## Listed entries
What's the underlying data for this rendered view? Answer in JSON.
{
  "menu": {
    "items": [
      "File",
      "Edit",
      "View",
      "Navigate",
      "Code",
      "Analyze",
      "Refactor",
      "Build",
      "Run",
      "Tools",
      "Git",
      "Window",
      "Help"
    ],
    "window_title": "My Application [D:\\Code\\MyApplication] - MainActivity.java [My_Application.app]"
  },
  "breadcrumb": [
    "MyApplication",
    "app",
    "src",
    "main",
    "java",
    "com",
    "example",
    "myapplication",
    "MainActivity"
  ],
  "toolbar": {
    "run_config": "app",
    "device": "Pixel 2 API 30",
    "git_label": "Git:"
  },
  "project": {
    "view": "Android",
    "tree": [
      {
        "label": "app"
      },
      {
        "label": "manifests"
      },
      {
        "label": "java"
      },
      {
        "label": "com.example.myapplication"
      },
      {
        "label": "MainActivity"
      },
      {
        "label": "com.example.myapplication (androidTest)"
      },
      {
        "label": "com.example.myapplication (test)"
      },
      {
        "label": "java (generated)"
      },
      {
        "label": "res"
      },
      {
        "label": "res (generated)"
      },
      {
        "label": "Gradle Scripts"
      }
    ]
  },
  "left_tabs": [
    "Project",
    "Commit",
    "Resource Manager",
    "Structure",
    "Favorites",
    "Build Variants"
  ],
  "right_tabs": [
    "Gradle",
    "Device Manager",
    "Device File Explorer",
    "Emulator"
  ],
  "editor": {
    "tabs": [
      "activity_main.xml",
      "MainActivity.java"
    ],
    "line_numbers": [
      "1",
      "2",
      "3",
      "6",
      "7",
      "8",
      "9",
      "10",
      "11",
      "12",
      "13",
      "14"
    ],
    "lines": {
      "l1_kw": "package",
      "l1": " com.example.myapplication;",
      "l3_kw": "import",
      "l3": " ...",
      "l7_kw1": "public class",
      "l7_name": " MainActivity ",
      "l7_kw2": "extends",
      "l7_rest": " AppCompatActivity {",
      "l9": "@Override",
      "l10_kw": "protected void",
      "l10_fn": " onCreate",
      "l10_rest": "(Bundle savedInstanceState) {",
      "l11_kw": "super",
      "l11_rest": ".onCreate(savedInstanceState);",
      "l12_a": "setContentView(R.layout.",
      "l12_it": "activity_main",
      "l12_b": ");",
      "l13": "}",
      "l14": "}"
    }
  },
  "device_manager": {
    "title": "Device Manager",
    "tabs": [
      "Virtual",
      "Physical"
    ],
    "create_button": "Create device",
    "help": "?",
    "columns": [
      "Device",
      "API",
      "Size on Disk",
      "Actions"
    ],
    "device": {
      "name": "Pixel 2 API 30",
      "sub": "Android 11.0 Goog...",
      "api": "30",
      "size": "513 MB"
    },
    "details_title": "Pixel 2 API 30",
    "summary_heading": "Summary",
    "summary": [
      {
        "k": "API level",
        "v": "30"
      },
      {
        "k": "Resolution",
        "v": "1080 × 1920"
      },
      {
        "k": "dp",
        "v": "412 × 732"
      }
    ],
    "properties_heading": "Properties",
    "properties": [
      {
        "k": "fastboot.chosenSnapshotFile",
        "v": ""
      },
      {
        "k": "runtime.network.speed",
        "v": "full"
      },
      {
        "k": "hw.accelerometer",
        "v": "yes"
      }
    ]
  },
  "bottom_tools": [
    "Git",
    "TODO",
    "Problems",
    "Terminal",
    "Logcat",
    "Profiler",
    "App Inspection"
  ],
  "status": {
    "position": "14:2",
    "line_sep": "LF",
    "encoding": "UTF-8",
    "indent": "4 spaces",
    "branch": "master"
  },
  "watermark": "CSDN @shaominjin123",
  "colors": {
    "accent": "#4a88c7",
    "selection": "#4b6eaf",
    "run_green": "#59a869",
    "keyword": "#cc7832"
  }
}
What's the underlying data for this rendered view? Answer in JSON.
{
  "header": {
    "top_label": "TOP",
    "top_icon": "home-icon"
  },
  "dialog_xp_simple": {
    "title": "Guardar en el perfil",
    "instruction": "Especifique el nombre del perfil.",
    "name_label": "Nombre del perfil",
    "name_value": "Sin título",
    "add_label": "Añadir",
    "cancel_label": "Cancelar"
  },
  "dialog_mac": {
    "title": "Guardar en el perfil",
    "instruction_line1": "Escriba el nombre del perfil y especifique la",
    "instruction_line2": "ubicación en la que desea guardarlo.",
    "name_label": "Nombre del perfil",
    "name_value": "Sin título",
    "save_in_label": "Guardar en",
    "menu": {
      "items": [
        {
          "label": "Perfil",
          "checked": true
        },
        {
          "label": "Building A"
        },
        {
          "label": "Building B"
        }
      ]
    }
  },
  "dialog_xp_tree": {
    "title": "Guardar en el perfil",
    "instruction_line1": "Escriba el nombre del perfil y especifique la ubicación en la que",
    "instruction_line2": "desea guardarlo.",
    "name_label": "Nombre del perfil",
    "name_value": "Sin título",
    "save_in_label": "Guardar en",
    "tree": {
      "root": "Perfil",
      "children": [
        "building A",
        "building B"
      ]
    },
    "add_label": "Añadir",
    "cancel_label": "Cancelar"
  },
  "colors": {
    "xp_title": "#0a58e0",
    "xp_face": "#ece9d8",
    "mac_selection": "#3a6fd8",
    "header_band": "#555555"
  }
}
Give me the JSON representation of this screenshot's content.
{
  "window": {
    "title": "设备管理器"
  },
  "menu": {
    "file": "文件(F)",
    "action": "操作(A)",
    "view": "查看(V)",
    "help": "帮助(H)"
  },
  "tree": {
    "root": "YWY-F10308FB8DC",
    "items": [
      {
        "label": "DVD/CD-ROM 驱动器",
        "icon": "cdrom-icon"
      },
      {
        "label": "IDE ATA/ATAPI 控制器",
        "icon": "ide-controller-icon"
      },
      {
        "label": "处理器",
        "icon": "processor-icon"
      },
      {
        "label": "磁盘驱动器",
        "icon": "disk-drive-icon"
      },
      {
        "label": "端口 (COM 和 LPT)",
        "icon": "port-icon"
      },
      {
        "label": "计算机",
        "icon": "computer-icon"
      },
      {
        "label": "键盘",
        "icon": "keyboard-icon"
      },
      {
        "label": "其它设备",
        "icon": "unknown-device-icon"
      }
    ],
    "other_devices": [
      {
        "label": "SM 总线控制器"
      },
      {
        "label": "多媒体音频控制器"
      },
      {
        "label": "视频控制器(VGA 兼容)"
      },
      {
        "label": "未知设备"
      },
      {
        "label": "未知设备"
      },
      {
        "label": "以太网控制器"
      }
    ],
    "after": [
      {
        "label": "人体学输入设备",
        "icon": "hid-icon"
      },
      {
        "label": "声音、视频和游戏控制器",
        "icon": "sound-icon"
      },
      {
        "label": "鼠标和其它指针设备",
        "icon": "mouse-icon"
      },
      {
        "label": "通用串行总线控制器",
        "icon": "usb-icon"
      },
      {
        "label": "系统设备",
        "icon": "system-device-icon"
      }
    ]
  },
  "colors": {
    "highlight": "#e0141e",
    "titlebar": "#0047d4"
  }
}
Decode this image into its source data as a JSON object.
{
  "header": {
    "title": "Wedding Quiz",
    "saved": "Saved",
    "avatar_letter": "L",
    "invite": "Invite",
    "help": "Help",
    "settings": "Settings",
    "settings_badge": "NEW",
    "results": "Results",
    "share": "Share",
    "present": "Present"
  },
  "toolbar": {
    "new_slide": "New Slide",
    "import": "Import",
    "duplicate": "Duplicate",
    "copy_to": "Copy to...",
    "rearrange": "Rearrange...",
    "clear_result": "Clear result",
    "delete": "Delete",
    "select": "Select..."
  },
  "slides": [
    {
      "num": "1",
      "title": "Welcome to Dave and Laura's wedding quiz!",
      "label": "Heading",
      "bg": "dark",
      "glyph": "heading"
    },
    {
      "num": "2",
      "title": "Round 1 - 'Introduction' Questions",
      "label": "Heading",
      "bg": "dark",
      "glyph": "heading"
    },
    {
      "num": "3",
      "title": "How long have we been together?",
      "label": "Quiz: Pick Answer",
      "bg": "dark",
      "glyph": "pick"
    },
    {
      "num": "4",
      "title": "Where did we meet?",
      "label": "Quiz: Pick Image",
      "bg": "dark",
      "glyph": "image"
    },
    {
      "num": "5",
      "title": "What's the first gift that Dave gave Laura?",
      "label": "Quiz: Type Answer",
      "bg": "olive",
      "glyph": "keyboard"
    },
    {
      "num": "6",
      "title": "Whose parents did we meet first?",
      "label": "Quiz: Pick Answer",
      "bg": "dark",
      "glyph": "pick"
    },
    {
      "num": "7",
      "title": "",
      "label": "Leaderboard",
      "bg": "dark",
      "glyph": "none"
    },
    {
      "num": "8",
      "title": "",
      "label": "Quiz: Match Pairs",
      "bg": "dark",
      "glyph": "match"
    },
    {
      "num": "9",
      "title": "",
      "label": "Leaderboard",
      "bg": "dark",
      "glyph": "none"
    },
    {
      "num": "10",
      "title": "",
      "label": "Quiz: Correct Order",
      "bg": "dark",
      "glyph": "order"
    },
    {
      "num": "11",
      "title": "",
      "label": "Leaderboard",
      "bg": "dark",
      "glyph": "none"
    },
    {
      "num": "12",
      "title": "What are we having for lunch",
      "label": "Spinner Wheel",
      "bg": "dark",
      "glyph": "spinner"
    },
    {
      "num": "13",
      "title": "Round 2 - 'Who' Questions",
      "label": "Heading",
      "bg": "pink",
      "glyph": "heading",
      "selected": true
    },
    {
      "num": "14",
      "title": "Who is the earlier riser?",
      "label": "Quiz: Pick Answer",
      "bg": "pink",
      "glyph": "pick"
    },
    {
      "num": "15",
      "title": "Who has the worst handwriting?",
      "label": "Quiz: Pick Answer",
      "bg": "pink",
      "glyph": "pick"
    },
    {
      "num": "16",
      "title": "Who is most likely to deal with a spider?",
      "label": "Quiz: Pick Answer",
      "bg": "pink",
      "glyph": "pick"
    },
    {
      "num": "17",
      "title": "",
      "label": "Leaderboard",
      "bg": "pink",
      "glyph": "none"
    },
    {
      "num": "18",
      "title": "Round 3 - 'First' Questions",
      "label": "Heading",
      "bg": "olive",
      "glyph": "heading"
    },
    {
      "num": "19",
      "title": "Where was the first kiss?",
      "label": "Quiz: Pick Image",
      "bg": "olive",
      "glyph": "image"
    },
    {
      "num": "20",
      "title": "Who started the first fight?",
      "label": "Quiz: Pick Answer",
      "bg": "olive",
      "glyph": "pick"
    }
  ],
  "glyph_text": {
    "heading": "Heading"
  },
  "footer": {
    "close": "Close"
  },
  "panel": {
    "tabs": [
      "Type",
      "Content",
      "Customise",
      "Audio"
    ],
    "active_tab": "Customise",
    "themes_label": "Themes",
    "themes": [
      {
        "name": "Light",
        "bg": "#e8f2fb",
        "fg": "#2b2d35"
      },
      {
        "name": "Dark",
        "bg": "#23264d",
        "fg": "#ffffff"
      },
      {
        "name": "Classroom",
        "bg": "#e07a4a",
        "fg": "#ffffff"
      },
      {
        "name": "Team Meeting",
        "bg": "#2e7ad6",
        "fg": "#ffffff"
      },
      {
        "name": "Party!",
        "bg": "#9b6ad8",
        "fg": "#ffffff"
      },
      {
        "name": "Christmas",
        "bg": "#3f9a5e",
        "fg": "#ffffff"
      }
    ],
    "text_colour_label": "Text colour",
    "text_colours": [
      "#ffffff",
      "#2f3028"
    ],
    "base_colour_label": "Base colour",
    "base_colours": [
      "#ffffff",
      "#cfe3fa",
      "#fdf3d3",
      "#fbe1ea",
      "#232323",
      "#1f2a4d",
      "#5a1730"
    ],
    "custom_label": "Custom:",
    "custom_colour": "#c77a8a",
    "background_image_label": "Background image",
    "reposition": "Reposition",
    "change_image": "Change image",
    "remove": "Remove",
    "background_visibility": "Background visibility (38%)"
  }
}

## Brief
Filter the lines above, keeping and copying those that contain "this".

## Expected output
What's the underlying data for this rendered view? Answer in JSON.
What's the underlying data for this rendered view? Answer in JSON.
Give me the JSON representation of this screenshot's content.
Decode this image into its source data as a JSON object.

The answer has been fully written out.